Request messages received

Indicates the rate at which the DHCPRequest messages were received.


When a DHCP client receives a DHCPOffer packet, it responds by broadcasting a DHCPRequest packet that contains the offered IP address, and shows acceptance of the offered IP address. The message is either 342 or 576 bytes long, depending on the length of the corresponding DHCPDiscover message.

Release messages received

Indicates the rate at which the DHCPRelease messages were received.


A DHCP client sends a DHCPRelease packet to the server to release the IP address and cancel any remaining lease.

Offer messages transmitted

Indicates the rate at which DHCPOffer messages were transmitted.


Each DHCP server that receives the client DHCPDiscover packet responds with a DHCPOffer packet containing an unleased IP address and additional TCP/IP configuration information, such as the subnet mask and default gateway. More than one DHCP server can respond with a DHCPOffer packet. The client will accept the first DHCPOffer packet it receives. The message is 342 bytes long.

Ack messages transmitted

Indicates the rate at which DHCPAcknowledge (DHCPAck) messages were transmitted.


The selected DHCP server acknowledges the client DHCPRequest for the IP address by sending a DHCPAck packet. At this time the server also forwards any optional configuration parameters. Upon receipt of the DHCPAck, the client can participate on the TCP/IP network and complete its system startup. The message is 342 bytes long.

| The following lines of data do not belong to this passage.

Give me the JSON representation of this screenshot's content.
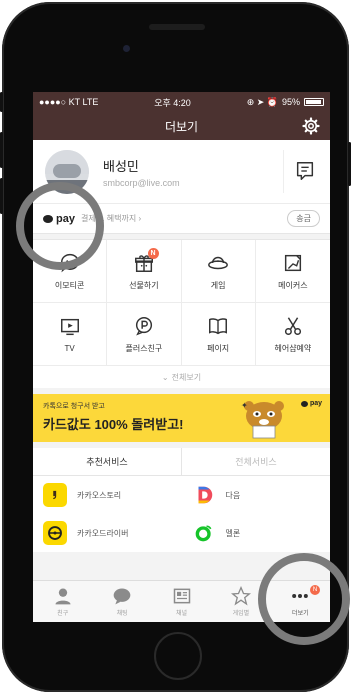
{
  "status": {
    "carrier": "●●●●○ KT  LTE",
    "time": "오후 4:20",
    "battery": "95%"
  },
  "header": {
    "title": "더보기"
  },
  "profile": {
    "name": "배성민",
    "email": "smbcorp@live.com"
  },
  "pay": {
    "logo": "pay",
    "text": "결제 ... 혜택까지 ›",
    "remit": "송금"
  },
  "grid": [
    {
      "label": "이모티콘",
      "icon": "emoticon-icon"
    },
    {
      "label": "선물하기",
      "icon": "gift-icon",
      "badge": "N"
    },
    {
      "label": "게임",
      "icon": "ufo-game-icon"
    },
    {
      "label": "메이커스",
      "icon": "makers-icon"
    },
    {
      "label": "TV",
      "icon": "tv-icon"
    },
    {
      "label": "플러스친구",
      "icon": "plus-friend-icon"
    },
    {
      "label": "페이지",
      "icon": "book-icon"
    },
    {
      "label": "헤어샵예약",
      "icon": "scissors-icon"
    }
  ],
  "view_all": "전체보기",
  "banner": {
    "small": "카톡으로 청구서 받고",
    "big": "카드값도 100% 돌려받고!",
    "pay": "pay"
  },
  "services": {
    "tabs": [
      "추천서비스",
      "전체서비스"
    ],
    "items": [
      {
        "label": "카카오스토리",
        "icon": "kakaostory-icon",
        "color": "#fbd800"
      },
      {
        "label": "다음",
        "icon": "daum-icon",
        "color": "#ffffff"
      },
      {
        "label": "카카오드라이버",
        "icon": "kakaodriver-icon",
        "color": "#fbd800"
      },
      {
        "label": "멜론",
        "icon": "melon-icon",
        "color": "#ffffff"
      }
    ]
  },
  "tabbar": [
    {
      "label": "친구",
      "icon": "person-icon"
    },
    {
      "label": "채팅",
      "icon": "chat-icon"
    },
    {
      "label": "채널",
      "icon": "channel-icon"
    },
    {
      "label": "게임별",
      "icon": "star-icon"
    },
    {
      "label": "더보기",
      "icon": "more-icon",
      "badge": "N",
      "active": true
    }
  ],
  "colors": {
    "header": "#4b3230",
    "badge": "#f46a4a",
    "banner": "#fcd83a",
    "ring": "#7b7b7b"
  }
}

Negative ack messages transmitted

Indicates the rate at which DHCPNak (negative acknowledgement) messages were transmitted.


If the IP address cannot be used by the client because it is no longer valid or is now used by another computer, the DHCP server responds with a DHCPNak packet, and the client must begin the lease process again. Whenever a DHCP server receives a request for an IP address that is invalid according to the scopes that it is configured with, it sends a DHCPNak message to the client.

Declined messages received

Indicates the rate at which DHCPDecline messages were received.


If the DHCP client determines the offered configuration parameters are invalid, it sends a DHCPDecline packet to the server, and the client must begin the lease process again.

Informational messages received

Indicates the rate at which DHCPInform messages were received.


When the DHCPInform message type is used, the sender is already externally configured for its IP address on the network, which may or may not have been obtained using DHCP.